From the epic beginnings of Genesis to the last Amen of Revelation these cosmic beacons gloriously fulfill their divinely appointed purpose to separate day and night, to be signs, to mark time and seasons and to give light on the earth.  Jesus Himself warned us in Luke 21:25-28 that there will be a time when the signs in the heavens will bring terror on earth.  But those who look for and long for His coming needn’t be filled with the same “fear and foreboding” when they see these things take place.  No, Jesus tells us to instead, “straighten up and raise your heads, because your redemption draws near.”

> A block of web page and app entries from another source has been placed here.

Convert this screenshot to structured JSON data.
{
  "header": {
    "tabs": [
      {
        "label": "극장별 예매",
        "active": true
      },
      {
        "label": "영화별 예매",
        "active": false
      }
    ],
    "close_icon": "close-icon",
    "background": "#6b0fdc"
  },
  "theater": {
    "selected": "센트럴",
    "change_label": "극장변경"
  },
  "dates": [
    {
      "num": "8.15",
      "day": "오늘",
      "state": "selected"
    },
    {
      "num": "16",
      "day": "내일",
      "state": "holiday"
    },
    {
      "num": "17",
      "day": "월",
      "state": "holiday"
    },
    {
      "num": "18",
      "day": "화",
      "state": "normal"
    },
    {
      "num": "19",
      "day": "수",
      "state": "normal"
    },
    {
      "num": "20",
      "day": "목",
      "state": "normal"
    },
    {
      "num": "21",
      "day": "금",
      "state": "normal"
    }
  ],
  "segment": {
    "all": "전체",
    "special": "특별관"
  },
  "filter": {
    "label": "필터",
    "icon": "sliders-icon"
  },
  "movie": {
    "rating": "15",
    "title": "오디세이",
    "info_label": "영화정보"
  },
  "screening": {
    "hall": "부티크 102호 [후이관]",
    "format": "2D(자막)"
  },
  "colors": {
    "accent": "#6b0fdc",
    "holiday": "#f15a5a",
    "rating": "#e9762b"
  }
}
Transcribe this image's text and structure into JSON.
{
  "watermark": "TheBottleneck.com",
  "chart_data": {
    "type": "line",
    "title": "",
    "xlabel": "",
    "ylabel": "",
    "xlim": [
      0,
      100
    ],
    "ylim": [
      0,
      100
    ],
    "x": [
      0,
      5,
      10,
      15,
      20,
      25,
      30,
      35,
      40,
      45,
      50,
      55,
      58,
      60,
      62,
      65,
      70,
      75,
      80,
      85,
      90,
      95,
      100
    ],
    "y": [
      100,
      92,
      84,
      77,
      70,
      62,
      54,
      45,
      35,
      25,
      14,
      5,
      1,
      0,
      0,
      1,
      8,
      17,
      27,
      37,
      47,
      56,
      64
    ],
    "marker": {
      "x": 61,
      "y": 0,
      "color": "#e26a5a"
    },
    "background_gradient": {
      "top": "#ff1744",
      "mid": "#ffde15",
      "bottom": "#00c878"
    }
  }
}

The book of Revelation describes many of those foreboding heavenly signs but opens with this amazing image of Jesus standing in the middle of the churches and holding the angels of those churches as stars in His hand.  He’s in our midst and holds our  destinies in His hand!  No matter the circumstances befalling the world around us we can stand up straight and say with confidence, “Our redemption draws near.”  The Redeemer Himself says, in the last chapter of Revelation, 

“Behold, I am coming soon, bringing my recompense with me, to repay each on for what he has done.  I am the Alpha and the Omega, the first and the last, beginning and the end… I Jesus, have sent my angel to testify to you about these things for the churches.  I am the root and the descendant of David, the bright morning star.”

Did you catch that part about the churches?  Revelation doesn’t just open with Jesus standing in the midst of the churches, it ends with Jesus stating that the testimony John was given was specifically FOR the churches!  Oh how I need that testimony when I’m feeling discouraged about the messiness of church life.  Tonight, especially, as I’ve heard the pain of what brothers and sisters are experiencing in their churches, and seen the tears, and witnessed the bitter ramification of corporate wounds, and worried over the wayward path of The Bride, tonight I needed that testimony of John.  I needed to see Christ standing in her midst (Revelation 1:20).  I needed to feel the thunderous roar of the great multitude crying out,

“Hallelujah!  For the lord our God the Almighty reigns.  Let us rejoice and exult and give Him the glory, for the marriage of the Lamb has come, and His Bride has made herself ready;  it was granted her to clothe herself with fine linen, bright and pure (Revelation 19:6-8).”

I needed to hear “the Spirit and the Bride say, ‘Come.’” And I needed to straighten up and say with them, “Amen. Come, Lord Jesus (Revelation 22:17-20).”

“The grace of the Lord Jesus be with all.  Amen.”